WORK REQUIRED: The entries follow. Copy every line in which "JSON" appears.

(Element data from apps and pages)
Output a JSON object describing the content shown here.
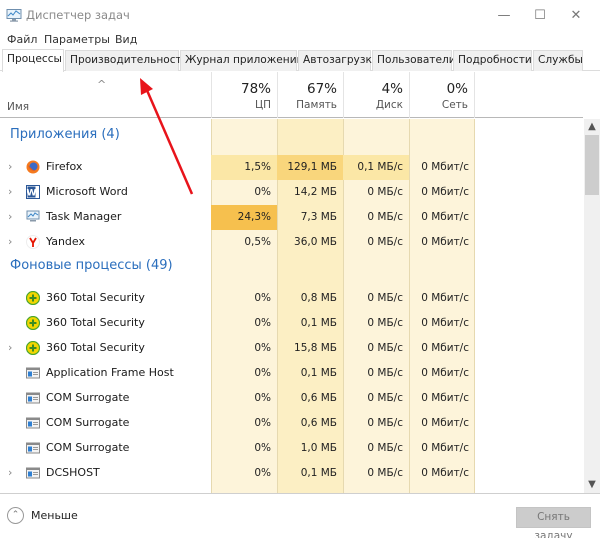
{
  "window": {
    "title": "Диспетчер задач",
    "icon": "task-manager-icon",
    "controls": {
      "minimize": "—",
      "maximize": "☐",
      "close": "✕"
    }
  },
  "menu": [
    "Файл",
    "Параметры",
    "Вид"
  ],
  "tabs": [
    {
      "label": "Процессы",
      "active": true
    },
    {
      "label": "Производительность",
      "active": false
    },
    {
      "label": "Журнал приложений",
      "active": false
    },
    {
      "label": "Автозагрузка",
      "active": false
    },
    {
      "label": "Пользователи",
      "active": false
    },
    {
      "label": "Подробности",
      "active": false
    },
    {
      "label": "Службы",
      "active": false
    }
  ],
  "header": {
    "sort_indicator": "^",
    "name_label": "Имя",
    "columns": [
      {
        "pct": "78%",
        "label": "ЦП"
      },
      {
        "pct": "67%",
        "label": "Память"
      },
      {
        "pct": "4%",
        "label": "Диск"
      },
      {
        "pct": "0%",
        "label": "Сеть"
      }
    ]
  },
  "groups": [
    {
      "title": "Приложения (4)",
      "rows": [
        {
          "name": "Firefox",
          "icon": "firefox-icon",
          "expandable": true,
          "cpu": "1,5%",
          "mem": "129,1 МБ",
          "disk": "0,1 МБ/с",
          "net": "0 Мбит/с",
          "cpu_heat": 1,
          "mem_heat": 2
        },
        {
          "name": "Microsoft Word",
          "icon": "word-icon",
          "expandable": true,
          "cpu": "0%",
          "mem": "14,2 МБ",
          "disk": "0 МБ/с",
          "net": "0 Мбит/с",
          "cpu_heat": 0,
          "mem_heat": 0
        },
        {
          "name": "Task Manager",
          "icon": "task-manager-icon",
          "expandable": true,
          "cpu": "24,3%",
          "mem": "7,3 МБ",
          "disk": "0 МБ/с",
          "net": "0 Мбит/с",
          "cpu_heat": 3,
          "mem_heat": 0
        },
        {
          "name": "Yandex",
          "icon": "yandex-icon",
          "expandable": true,
          "cpu": "0,5%",
          "mem": "36,0 МБ",
          "disk": "0 МБ/с",
          "net": "0 Мбит/с",
          "cpu_heat": 0,
          "mem_heat": 0
        }
      ]
    },
    {
      "title": "Фоновые процессы (49)",
      "rows": [
        {
          "name": "360 Total Security",
          "icon": "360-security-icon",
          "expandable": false,
          "cpu": "0%",
          "mem": "0,8 МБ",
          "disk": "0 МБ/с",
          "net": "0 Мбит/с",
          "cpu_heat": 0,
          "mem_heat": 0
        },
        {
          "name": "360 Total Security",
          "icon": "360-security-icon",
          "expandable": false,
          "cpu": "0%",
          "mem": "0,1 МБ",
          "disk": "0 МБ/с",
          "net": "0 Мбит/с",
          "cpu_heat": 0,
          "mem_heat": 0
        },
        {
          "name": "360 Total Security",
          "icon": "360-security-icon",
          "expandable": true,
          "cpu": "0%",
          "mem": "15,8 МБ",
          "disk": "0 МБ/с",
          "net": "0 Мбит/с",
          "cpu_heat": 0,
          "mem_heat": 0
        },
        {
          "name": "Application Frame Host",
          "icon": "app-window-icon",
          "expandable": false,
          "cpu": "0%",
          "mem": "0,1 МБ",
          "disk": "0 МБ/с",
          "net": "0 Мбит/с",
          "cpu_heat": 0,
          "mem_heat": 0
        },
        {
          "name": "COM Surrogate",
          "icon": "app-window-icon",
          "expandable": false,
          "cpu": "0%",
          "mem": "0,6 МБ",
          "disk": "0 МБ/с",
          "net": "0 Мбит/с",
          "cpu_heat": 0,
          "mem_heat": 0
        },
        {
          "name": "COM Surrogate",
          "icon": "app-window-icon",
          "expandable": false,
          "cpu": "0%",
          "mem": "0,6 МБ",
          "disk": "0 МБ/с",
          "net": "0 Мбит/с",
          "cpu_heat": 0,
          "mem_heat": 0
        },
        {
          "name": "COM Surrogate",
          "icon": "app-window-icon",
          "expandable": false,
          "cpu": "0%",
          "mem": "1,0 МБ",
          "disk": "0 МБ/с",
          "net": "0 Мбит/с",
          "cpu_heat": 0,
          "mem_heat": 0
        },
        {
          "name": "DCSHOST",
          "icon": "app-window-icon",
          "expandable": true,
          "cpu": "0%",
          "mem": "0,1 МБ",
          "disk": "0 МБ/с",
          "net": "0 Мбит/с",
          "cpu_heat": 0,
          "mem_heat": 0
        }
      ]
    }
  ],
  "footer": {
    "less_label": "Меньше",
    "end_task_label": "Снять задачу"
  },
  "annotation": {
    "type": "red-arrow",
    "points_to": "Производительность",
    "color": "#e8141b"
  },
  "colors": {
    "group_title": "#2a6ebd",
    "heat_low": "#fdf4da",
    "heat_high": "#f6c04e",
    "annotation": "#e8141b"
  }
}
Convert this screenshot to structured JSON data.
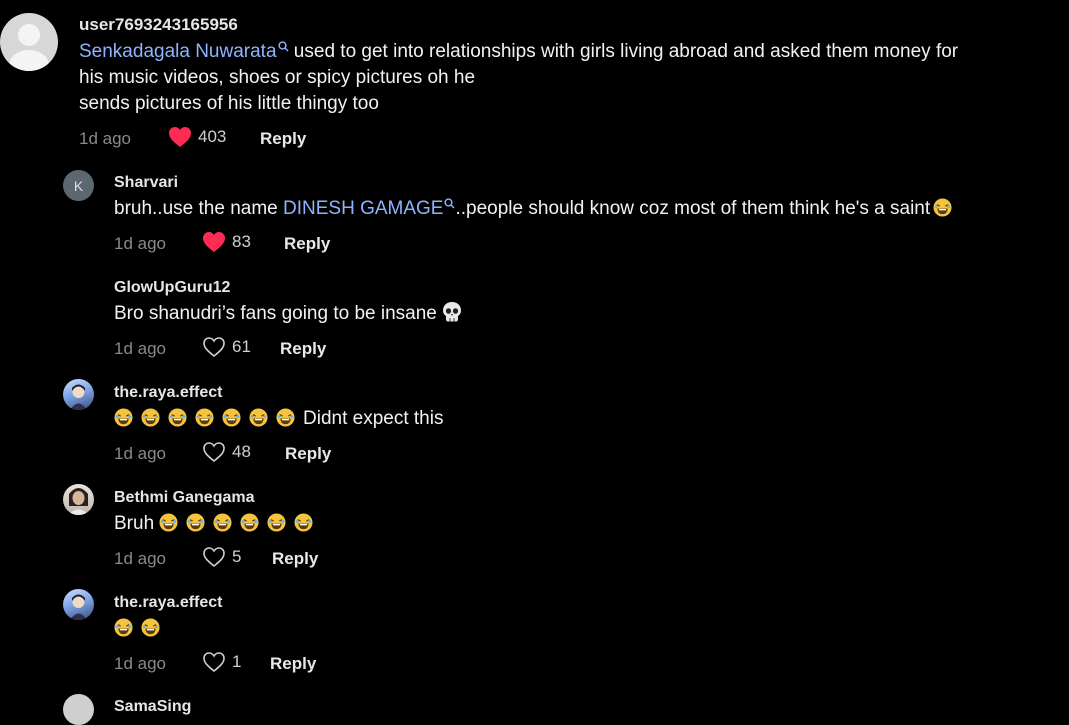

EXERCISE SOLUTION:
Output a JSON object describing the content shown here.
Convert this screenshot to structured JSON data.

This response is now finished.